Tuesday, 6 January 2015

REVIEW: THE DISREPUTABLE HISTORY OF FRANKIE LANDAU-BANKS - E. LOCKHART

(uk cover)

INFO
TITLE: The disreputable history of Frankie Landau-Banks
AUTHOR: E. Lockhart
RELEASE DATE: First published January 1st 2008, this edition November 6th 2014
PUBLISHER: Disney-Hyperion
PAGES (MY COPY): 352
GOODREADS: x


SYNOPSIS
Fifteen-year-old Frankie Landau-Banks has grown up a lot over the summer. She's no longer daddy's little girl - and almost immediately after starting the new semester at her highly prestigious school, she bags goofy-but-gorgeous Matthew Livingston as her boyfriend. They get along great but then Frankie discovers that Matthew is a member of a boys-only secret society that specialise in 'hilarious' pranks. Which hardly seems fair... especially when Frankie knows she's smarter than any of its members. And to prove this, she's going to teach them a lesson.

Impersonating lead member Alpha by using a fake email account is surprisingly easy, and soon Frankie is setting the boys up with all sorts of ridiculous schemes and sending them on wild goose chase after wild goose chase. Alpha's not prepared to lose face and admit it's not him sending the emails - but the fun can't last forever, and soon Frankie will have to choose between what she think she wants, and the reputation she deserves.
 

MY THOUGHTS
I have to admit, however much I loved 'we were liars' (and I really did love 'we were liars'), I had no idea this book existed until it was released in a brand new version in the UK in November. After seeing E. Lockhart's name on the cover and reading the synopsis, I decided to give this book a go. 

'The disreputable history...' was set in a boarding school, which got me interested before the book even started. My childhood Malory Towers obsession may make me slightly biased here, but I LOVE anything set in boarding schools and I loved that aspect of this book. 

I liked the characters- especially Frankie, who was strong, smart and generally kickass- but I never felt very connected to any of them.
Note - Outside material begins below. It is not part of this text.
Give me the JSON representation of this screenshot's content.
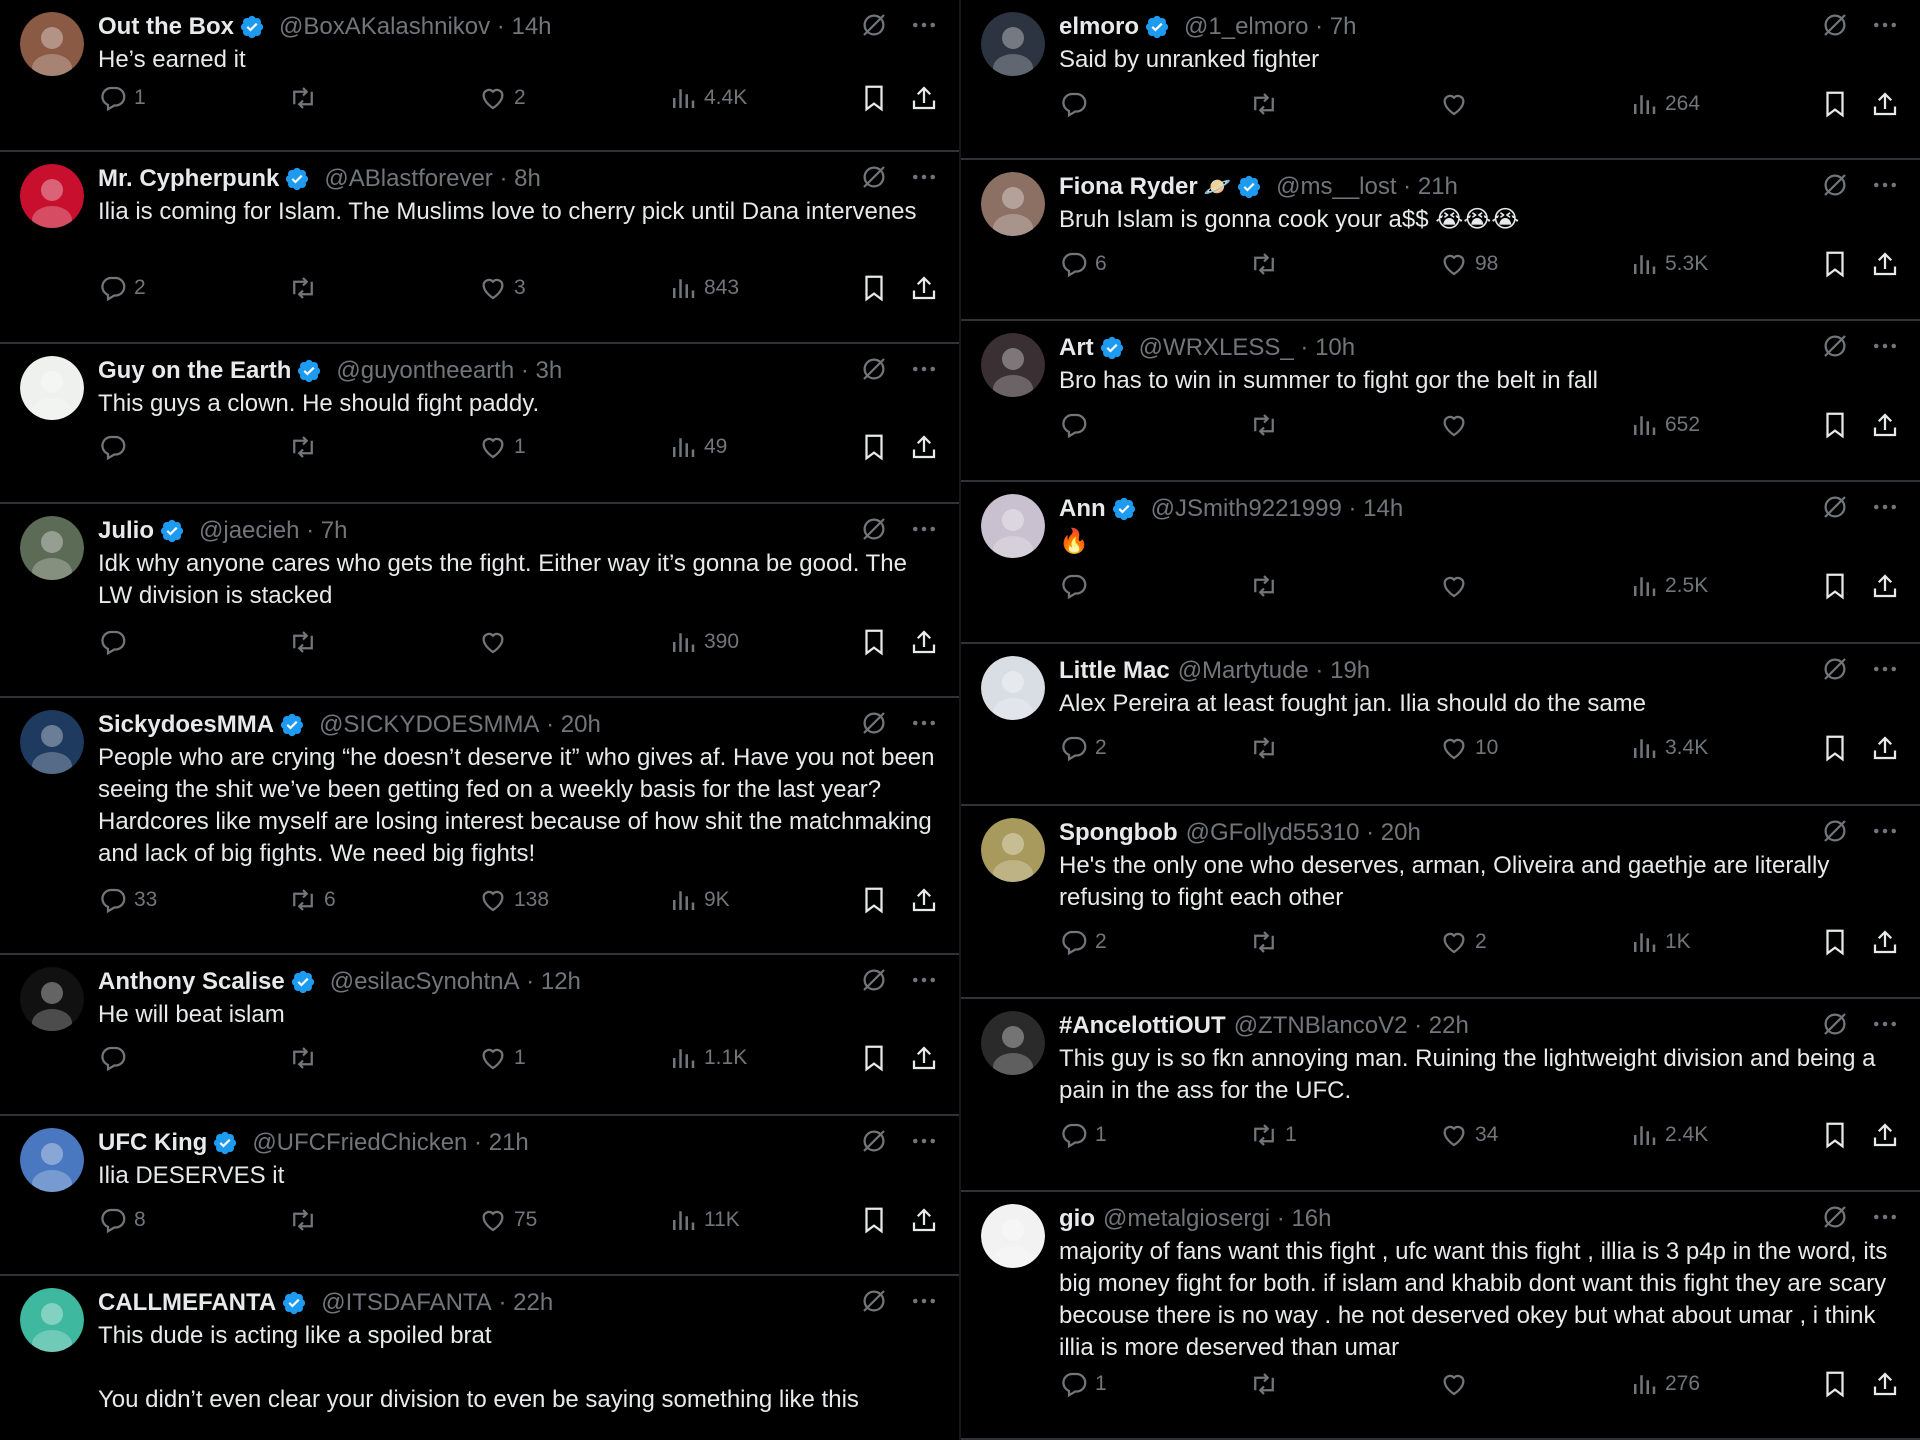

Sometimes I got some of them mixed up, but that might have been just me. I think my disconnection from the characters, and the story as a whole, was mostly due to the writing. The book is written in third person and the prose seems quite detached from the story. I still enjoyed the writing style as it was unique and easy to read, however it did prevent me from completely getting into the story.

The plot itself was really interesting, however I felt that it didn't really get started until more than half way through the book. The first part of the book was mostly just Frankie living her life at school and talking to her friends and I thought it seemed like the characters were just having pretentious conversations to show the reader how smart they are instead of actually adding to the story. When the story finally picked up, however, I loved seeing how Frankie infiltrated the order of the basset hounds and the pranks she orchestrated were so fun to read about. I just wish that more of the book was filled up with the pranks, because they were hilarious.

I had one more problem with this book, and that was the info dumping. E. Lockhart included pages and pages of information about the story and the characters where nothing was actually happening. It didn't ruin the book for me, I just felt like the information could have been distributed throughout the story instead of me having to try and take everything in from a big block of text.

Now, my favorite thing about this book...the feminism. I've never read a YA book with feminism as a main theme. I've never read YA book with an openly feminist protagonist (screw that, just remembered  Blue from the raven boys) who tells boys straight and doesn't take anybody's shit. Now I have, and I love it. If you only read this book for one reason, read it for the girl power.

Overall I really enjoyed this book; I thought it was a lot of fun and I liked Frankie as a main character. It had a few things that made me feel detached from the story and not enjoy it as much as I could, but I'd still definitely recommend it.

4 OUT OF FIVE STARS

No comments:

Post a Comment